This month’s resource roundup focuses on educating oneself from sources already available. Instead of asking to take time away from Black activists working to fight racial injustice, check out these pieces by Black women authors instead. Our friend Kelli Bates (who went to college with BA@M co-editor Giannina Ong) is here to share a few of her favorite resources:
In recent months, I feel we have all been called to stop and ask ourselves how we each play a role in maintaining momentum for movements against racial injustice and in supporting Black, Indigenous, and people of color (BIPOC) activism, especially Black leadership. My advice for anyone looking to help propel these movements is to ask yourself: How can I continue to authentically show up for this movement in a way that is mindful of the space I occupy, while not silencing or exploiting the efforts of those I aim to uplift?
As we all strive to discover ways to practice meaningful allyship, it is important to remember that learning will always be necessary.
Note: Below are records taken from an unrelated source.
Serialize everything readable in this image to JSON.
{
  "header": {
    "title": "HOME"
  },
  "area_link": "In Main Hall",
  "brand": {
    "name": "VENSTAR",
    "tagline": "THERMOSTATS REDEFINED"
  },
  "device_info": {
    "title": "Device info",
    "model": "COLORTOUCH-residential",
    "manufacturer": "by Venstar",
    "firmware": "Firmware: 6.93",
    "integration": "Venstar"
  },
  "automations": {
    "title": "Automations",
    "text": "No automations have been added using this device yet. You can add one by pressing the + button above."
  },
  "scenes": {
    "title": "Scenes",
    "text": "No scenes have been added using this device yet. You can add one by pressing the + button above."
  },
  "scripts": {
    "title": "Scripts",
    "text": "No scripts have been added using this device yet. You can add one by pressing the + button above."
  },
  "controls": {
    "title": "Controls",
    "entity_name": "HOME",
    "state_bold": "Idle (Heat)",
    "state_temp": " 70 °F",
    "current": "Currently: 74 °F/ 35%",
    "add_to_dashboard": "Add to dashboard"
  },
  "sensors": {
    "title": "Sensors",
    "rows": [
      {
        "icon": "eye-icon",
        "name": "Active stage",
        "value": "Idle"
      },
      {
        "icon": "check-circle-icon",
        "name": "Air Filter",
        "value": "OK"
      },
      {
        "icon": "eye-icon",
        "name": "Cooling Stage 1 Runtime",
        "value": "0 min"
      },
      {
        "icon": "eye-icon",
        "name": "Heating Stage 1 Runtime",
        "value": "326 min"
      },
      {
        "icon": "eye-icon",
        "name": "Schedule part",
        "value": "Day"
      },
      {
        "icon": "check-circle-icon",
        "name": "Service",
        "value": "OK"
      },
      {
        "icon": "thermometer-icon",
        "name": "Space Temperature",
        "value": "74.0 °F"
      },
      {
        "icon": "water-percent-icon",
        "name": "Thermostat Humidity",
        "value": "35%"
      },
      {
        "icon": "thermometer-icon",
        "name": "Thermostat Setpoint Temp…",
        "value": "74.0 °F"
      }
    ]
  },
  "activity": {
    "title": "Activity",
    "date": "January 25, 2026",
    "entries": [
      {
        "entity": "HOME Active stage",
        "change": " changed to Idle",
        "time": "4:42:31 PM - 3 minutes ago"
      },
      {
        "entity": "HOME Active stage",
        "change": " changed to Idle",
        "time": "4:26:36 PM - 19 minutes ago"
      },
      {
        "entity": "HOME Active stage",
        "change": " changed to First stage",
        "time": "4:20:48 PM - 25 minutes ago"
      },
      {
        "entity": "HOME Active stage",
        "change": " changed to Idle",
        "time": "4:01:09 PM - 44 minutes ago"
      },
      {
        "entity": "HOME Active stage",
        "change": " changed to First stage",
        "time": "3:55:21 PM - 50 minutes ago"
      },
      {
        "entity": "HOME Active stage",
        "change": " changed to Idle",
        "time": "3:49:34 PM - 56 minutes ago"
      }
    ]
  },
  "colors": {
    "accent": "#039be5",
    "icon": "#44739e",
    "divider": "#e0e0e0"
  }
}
Part of being an ally is taking the time to read and continually study the work of underrepresented authors. Education is the first step to finding one’s voice and lane when partaking in social change.
Five Articles by Black Women to Get Started
“Why You Need to Stop Saying ‘All Lives Matter’” by Rachel Elizabeth Cargle
“What about me? Don’t all lives matter?” These are common questions from white people and non-Black POC who feel excluded from or offended by the statement “Black Lives Matter.” Rachel Elizabeth Cargle answers this question eloquently by explaining why the phrase “All Lives Matter” is an example of gaslighting (a situation in which a person wanting to retain power or keep their own peace makes the real victim question his or her reality) because stating that Black lives matter does not insinuate that other lives don’t. This is a great article to send to your friends and family if you do not feel confident in your ability to explain the significance of the token phrase.
“We Need to Talk About Digital Blackface in Reaction GIFs” by Lauren Michelle Jackson
Have you ever noticed that Black people are usually the primary object of GIFs? It is no coincidence that Black people are used to express exaggerated emotions of humor, sadness and rage. Representation through GIFs is a modern-day reproduction of the tropes that Black people have been associated with since the Civil War. Learn more about “digital blackface” in this article and check out the documentary “Ethnic Notions” (1987) for an education about the origins of African American comedy.
“What White Publishers Won’t Print” by Zora Neale Hurston
Zora Neale Hurston is renowned as one of the original Black feminist authors. She is most well-known for her novel “Their Eyes Were Watching God” (1937) and is an acclaimed anthropologist. In this article, Hurston criticizes publishers and describes why they won’t publish Black stories. This is a great historical piece to understand the misrepresentation of Black stories and how the media has always changed the narrative.
“Eating the other: Desire and resistance” by bell hooks
bell hooks is an extraordinary professor and author whose work looks at the intersectionality of Black and female experiences. In this piece, she explains how minorities have historically been pitted against each other instead of uniting on things they have in common due to social norms and respectability politics.
“When the First Voice You Hear Is Not Your Own” Jacqueline Jones Royster
Advanced reading on the concepts of “otherness” and “subjectivity” from a woman of color/feminist perspective: In her essay, Royster pushes against the need for objective information by providing three personal scenes that articulate her experience as a Black woman from a subjective perspective. Royster presents her own personal testimony as a subject and while she admits that the three stories she shares are “singular,” she writes that “they are also plural, constituting experiential data that I share with many.” In this way, “individual stories placed one against another against another build credibility and offer, as in this case, a litany of evidence from which a call for transformation (…) might rightfully begin.”
If you take away anything from these articles, it is that now is a time to learn and ask questions. So often I feel that questions about race, gender, sexuality and other tough topics are unwelcomed. But we will never learn or begin to break down “otherness” if we are unable to inquire about these topics.
If you are interested in learning, watching or reading more from Black creators, you can find more resources in a living document I created in cooperation with Mac MannWood (another Santa Clara alum).
Mochi magazine’s Black Allyship @ Mochi column is an ongoing project that urges an awareness of racial injustice in the United States, particularly the oppression of Black people in America. The articles, resources and opinions we share are a call to action, an open discussion, and a place to take a stance against anti-Black racism. Read more about the column here.
We want Black Allyship @ Mochi to spark productive conversation. We want to know how we can do better: Feel free to email the co-editors at email@example.com.